Yes, most tequila is from Tequila town or the areas nearby, but the “denomination of origin” rules that govern it (like Champagne in France) include a wider area. The whole state of Jalisco is in the region, but also included are parts of neighboring states Nayarit, Tamaulipas, Michoacan, and Guanajuato.
Tequila Corralejo doesn’t claim an especially long heritage: it launched in 1996. It’s housed in a hacienda dating back to the mid-1700s though, making it seem like it’s been around forever. They have some original ovens and artifacts on site, plus much of their output still comes out of copper stills.
You can enter for free and that includes a tasting at the end which is pretty casual (as in you can try a lot of different ones if you want). There’s a nice tour of the facilities covering a lot of different areas, but it’s in Spanish only, so bring someone fluent to translate if you’re not. Or just nod your head and smile.
The parent company also makes vodka and Prohibido Rum, plus a nice Bailey’s-like chocolate liqueur with a vodka base that’s quite good. Here in this spot it’s all about the tequila however, mainly their three levels of Corralejo (blanca, reposada, and anejo) plus their tasty high-end tequila 99,000 Horas. Yes, that’s a reflection of the time spent growing the agave, processing it, and aging the Corralejo tequila in barrels.
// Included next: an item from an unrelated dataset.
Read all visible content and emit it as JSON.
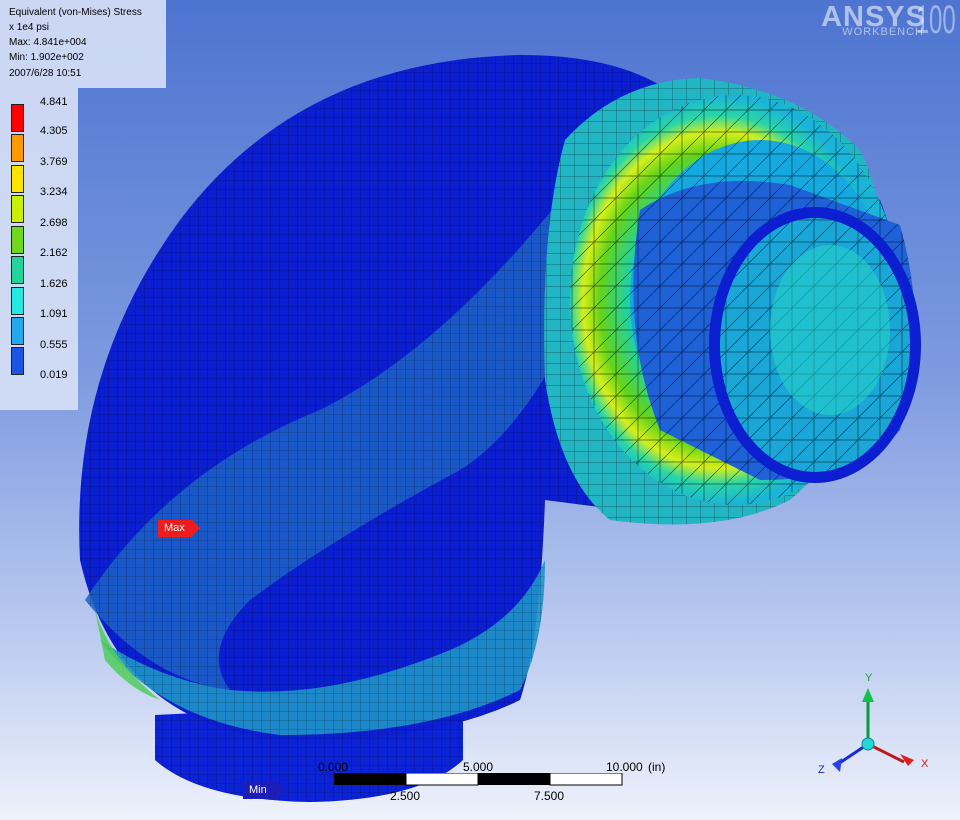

As a visitor you get to see the ovens roasting the blue agave, which actually gets trucked in from Jalisco. Then there are several barrel rooms with interesting muted lighted through skylights made from old bottles. The one below has a very blue hue, but others are more yellowish or white depending on the bottles. You enter one of them after passing through a church confessional repurposed as a doorway.
You walk through a distillation room and get to taste the twice-distilled spirit at its original state, at 80% alcohol. It has a nice flavor once you get past the harsh burn, but you’re sure to like it much better when it gets to the mellow 38% it’s bottled at for domestic sale.
There are a few historical diversions, like the spot where the original hacienda had a store for workers and a museum-like space where the owners have more then 3,000 bottles of beer, wine, and spirits on display from around the world. (They’ve got a lot of willpower to bring these back and just put them on a shelf.)
After the tour is finished you get dropped at the tasting room, which also doubles as a gift shop. Besides all the liquor products the company produces, you can also find hats, food items, local cheese, and even an ice cream stand.
The prices are so good—especially on the tequila—that nearly everyone walks out with something. A 750 ml bottle of the 99,000 Horas, for example, was less than $20 and a liter of Corralejo was under $15. They also have small sampler bottles and a lot of gift packages.
You can get to the Corralejo distillery in about two hours southwest from Guanajuato City in a car, or less than a half hour from industrial center Irupuato. It’s an attractive place to spend some time. See more at the company website, which is in English and Spanish.